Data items
*** Block opens ***

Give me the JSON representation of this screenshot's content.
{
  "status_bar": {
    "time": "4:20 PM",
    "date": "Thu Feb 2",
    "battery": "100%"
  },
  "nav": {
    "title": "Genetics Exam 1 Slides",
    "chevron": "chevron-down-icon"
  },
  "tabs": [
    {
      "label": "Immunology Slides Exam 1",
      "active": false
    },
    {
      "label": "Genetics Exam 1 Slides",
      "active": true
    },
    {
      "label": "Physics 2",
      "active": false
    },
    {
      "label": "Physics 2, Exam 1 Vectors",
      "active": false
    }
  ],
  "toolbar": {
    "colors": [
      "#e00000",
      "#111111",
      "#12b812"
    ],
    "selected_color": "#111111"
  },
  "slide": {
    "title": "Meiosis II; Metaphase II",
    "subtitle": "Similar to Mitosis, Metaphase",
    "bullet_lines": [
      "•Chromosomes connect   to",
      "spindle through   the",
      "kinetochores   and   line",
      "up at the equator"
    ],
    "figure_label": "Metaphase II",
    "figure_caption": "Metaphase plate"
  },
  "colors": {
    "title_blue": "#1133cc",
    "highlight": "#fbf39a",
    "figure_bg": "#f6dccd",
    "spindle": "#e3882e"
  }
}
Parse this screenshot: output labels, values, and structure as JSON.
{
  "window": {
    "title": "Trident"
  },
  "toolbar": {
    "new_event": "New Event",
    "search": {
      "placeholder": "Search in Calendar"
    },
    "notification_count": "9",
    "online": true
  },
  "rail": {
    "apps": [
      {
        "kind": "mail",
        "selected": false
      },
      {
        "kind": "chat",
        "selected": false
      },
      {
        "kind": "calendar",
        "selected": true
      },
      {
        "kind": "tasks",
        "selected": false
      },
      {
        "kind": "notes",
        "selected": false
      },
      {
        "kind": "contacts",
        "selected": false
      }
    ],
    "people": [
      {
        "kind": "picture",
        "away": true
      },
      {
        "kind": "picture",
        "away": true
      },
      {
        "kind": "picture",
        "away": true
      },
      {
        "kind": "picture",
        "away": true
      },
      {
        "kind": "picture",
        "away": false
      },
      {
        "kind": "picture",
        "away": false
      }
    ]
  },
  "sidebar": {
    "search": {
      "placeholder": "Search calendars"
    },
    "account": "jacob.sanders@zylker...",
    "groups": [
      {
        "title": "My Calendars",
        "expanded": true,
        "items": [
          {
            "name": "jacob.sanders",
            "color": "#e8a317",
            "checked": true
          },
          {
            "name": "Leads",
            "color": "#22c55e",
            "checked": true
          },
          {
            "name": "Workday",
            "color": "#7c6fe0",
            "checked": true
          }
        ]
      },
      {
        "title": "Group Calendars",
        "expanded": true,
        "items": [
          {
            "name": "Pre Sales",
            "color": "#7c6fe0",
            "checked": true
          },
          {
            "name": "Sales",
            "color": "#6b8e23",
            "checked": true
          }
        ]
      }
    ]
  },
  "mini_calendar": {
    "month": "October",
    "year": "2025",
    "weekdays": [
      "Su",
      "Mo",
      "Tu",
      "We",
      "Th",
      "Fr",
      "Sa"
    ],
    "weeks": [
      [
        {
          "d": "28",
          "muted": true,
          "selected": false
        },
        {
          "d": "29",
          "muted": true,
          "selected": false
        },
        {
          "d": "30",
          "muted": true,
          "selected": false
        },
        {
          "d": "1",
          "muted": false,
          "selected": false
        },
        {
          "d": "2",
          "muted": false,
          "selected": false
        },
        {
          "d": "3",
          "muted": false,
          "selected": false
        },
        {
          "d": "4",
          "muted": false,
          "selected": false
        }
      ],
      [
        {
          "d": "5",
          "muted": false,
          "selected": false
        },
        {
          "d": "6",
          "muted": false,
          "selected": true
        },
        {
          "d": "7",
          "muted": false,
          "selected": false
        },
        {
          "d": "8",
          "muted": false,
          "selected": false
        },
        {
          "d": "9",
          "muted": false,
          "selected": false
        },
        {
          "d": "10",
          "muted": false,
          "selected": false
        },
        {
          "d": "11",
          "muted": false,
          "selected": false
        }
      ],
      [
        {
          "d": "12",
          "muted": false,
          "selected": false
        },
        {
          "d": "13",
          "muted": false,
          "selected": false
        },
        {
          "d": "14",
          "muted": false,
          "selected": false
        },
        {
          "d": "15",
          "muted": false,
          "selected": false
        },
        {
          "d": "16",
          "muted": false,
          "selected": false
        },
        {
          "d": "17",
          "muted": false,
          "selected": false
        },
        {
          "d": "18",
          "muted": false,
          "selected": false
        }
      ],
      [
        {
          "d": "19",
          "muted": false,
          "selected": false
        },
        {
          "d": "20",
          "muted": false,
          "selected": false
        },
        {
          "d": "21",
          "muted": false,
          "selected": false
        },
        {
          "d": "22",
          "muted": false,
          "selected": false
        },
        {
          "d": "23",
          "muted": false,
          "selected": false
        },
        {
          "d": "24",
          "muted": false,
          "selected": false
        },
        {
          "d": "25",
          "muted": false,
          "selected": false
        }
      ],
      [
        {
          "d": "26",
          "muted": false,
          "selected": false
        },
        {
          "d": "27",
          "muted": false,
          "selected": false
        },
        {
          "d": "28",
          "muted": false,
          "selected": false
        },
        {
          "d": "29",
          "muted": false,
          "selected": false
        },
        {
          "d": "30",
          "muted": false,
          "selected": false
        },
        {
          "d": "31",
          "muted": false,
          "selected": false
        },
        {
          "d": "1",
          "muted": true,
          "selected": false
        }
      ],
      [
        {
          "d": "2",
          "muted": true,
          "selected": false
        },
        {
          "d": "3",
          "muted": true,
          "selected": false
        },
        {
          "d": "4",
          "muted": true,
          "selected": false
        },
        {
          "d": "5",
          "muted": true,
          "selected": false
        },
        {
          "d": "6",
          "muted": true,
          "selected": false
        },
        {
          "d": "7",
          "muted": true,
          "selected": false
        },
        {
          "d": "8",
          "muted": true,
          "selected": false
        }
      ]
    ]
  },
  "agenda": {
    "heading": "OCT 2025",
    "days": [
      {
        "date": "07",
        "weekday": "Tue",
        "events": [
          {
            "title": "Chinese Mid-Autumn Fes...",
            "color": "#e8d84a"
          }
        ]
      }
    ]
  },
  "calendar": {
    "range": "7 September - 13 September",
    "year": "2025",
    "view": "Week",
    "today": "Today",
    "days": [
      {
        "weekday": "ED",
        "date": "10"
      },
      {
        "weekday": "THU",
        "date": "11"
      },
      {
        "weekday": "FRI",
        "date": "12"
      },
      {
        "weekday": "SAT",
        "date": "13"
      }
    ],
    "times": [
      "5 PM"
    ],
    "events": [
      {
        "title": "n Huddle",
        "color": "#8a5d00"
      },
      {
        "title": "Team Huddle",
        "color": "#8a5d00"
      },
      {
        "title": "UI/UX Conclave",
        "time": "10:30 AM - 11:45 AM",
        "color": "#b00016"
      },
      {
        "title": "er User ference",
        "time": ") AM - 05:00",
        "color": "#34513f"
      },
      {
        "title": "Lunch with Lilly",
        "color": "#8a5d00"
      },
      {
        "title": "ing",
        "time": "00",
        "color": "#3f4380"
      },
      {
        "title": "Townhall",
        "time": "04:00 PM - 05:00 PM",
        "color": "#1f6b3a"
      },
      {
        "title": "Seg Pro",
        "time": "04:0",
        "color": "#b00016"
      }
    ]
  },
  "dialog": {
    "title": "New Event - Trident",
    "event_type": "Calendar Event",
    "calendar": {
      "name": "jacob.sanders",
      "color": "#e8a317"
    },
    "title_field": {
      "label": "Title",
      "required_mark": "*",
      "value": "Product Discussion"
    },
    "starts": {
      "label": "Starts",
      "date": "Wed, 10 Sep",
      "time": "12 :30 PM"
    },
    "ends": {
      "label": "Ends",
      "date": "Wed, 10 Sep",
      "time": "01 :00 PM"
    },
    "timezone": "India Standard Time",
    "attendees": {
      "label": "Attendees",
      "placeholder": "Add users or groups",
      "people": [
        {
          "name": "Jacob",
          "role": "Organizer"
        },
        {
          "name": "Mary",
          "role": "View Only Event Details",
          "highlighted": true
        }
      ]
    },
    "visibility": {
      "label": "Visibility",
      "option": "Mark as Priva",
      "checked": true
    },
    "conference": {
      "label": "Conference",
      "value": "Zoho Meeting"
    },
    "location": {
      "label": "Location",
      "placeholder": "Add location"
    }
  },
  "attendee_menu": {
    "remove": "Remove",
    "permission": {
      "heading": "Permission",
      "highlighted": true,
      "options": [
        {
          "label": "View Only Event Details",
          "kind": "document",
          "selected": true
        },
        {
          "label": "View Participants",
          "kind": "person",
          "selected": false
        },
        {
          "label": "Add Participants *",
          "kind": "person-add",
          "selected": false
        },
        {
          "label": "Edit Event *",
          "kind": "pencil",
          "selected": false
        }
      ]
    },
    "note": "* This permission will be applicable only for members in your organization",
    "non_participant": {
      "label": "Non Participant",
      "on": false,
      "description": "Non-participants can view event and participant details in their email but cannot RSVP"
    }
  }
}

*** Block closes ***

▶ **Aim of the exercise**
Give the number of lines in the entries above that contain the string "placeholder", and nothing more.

▶ **Exercise solution**
4